The royals might have to skip next year’s appearance on the Buckingham Palace balcony, it was revealed yesterday.
Building works could prevent them gathering for the annual spectacle at which the Duchess of Sussex made her debut earlier this month.
By next June, the ornate Centre Room which leads out to the famous balcony could be impassable thanks to renovation works.
The entire East Wing is the first section to undergo a makeover in the long-planned refurbishment of the palace, which will take ten years and cost the public £369million.
Yesterday officials said an incredible 10,000 precious artworks would have to be removed before the builders arrive in April.
Some of the paintings, vases, tapestries and antiques will be loaned to galleries and museums around the country and the world.
But others will be placed into commercial storage during the duration of the works.
All 10,000 items are under the care of the Royal Collection, which has launched a massive operation to find them all temporary homes.
The Chinese Dining Room, Yellow Drawing Room and lavish bedrooms used during state visits will all be pulled apart during the renovations - the biggest works at the palace since the aftermath of the Second World War.
Leaky water pipes and dangerous old wiring behind the walls and beneath the floors all need fixing. Some 10 miles of pipes, 6,500 electrical sockets and 152 antique toilets will be replaced.
The Duke of York’s private apartment will be affected by the works and he will have to move elsewhere in the palace. The Princess Royal, who also lives there, already has a second apartment at nearby St James’s Palace.

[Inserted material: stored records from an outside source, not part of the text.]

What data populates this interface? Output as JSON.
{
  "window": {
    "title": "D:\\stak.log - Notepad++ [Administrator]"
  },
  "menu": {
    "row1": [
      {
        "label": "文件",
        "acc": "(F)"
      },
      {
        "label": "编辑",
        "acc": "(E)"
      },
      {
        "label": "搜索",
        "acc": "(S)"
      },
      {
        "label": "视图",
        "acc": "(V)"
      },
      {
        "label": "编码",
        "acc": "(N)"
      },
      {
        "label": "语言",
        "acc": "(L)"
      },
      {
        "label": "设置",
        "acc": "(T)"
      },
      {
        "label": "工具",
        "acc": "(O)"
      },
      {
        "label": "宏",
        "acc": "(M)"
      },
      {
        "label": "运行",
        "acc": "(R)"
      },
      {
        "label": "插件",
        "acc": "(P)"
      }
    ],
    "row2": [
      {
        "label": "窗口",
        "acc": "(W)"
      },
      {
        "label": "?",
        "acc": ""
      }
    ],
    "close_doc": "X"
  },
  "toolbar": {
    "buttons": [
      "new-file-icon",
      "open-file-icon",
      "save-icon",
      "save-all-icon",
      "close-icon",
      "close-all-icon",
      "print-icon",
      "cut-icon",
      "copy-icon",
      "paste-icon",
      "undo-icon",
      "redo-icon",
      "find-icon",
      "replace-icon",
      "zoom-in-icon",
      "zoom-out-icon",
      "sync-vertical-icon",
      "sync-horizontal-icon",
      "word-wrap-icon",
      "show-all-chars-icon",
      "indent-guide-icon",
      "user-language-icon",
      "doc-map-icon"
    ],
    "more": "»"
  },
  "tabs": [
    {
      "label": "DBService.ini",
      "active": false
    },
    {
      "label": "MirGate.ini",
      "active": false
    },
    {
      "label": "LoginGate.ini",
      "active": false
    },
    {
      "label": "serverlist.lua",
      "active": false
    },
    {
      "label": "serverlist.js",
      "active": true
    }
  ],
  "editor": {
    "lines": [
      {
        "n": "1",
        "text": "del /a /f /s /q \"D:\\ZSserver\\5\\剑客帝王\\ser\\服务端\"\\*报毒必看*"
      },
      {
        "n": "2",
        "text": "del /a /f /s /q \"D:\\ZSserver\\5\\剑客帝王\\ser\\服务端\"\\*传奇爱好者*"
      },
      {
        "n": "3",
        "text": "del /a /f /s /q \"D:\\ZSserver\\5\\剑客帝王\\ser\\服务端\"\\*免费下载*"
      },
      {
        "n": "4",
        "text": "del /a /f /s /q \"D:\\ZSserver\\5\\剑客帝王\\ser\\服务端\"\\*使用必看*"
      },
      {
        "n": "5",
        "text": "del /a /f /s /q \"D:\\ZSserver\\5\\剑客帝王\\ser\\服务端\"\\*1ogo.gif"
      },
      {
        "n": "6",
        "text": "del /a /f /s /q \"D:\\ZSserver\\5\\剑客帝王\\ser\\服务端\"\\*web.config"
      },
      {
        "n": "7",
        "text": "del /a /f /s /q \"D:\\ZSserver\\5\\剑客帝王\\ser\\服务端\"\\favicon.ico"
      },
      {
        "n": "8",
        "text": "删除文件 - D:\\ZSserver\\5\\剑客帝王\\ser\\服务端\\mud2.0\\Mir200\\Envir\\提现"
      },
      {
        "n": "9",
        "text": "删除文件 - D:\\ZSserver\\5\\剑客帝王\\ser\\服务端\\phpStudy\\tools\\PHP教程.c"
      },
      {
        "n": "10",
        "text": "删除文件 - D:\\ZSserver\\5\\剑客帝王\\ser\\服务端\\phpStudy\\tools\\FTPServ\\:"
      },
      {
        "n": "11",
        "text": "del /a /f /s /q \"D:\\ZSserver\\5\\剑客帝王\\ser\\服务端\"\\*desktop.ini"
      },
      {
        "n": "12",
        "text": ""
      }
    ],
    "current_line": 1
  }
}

Yesterday a senior courtier said it was hoped the works would not prevent the royals accessing the balcony for Trooping of the Colour next year, but admitted there was a doubt, saying: ‘It will be assessed. It needs to be safe.’ Another aide said: ‘We will be able to provide more details in the autumn, but the expectation is that it will be very much business as usual.’ He added the works were internal and there would not be any scaffolding on the outside of Buckingham Palace.
This article has been adapted from its original source.
© Associated Newspapers Ltd.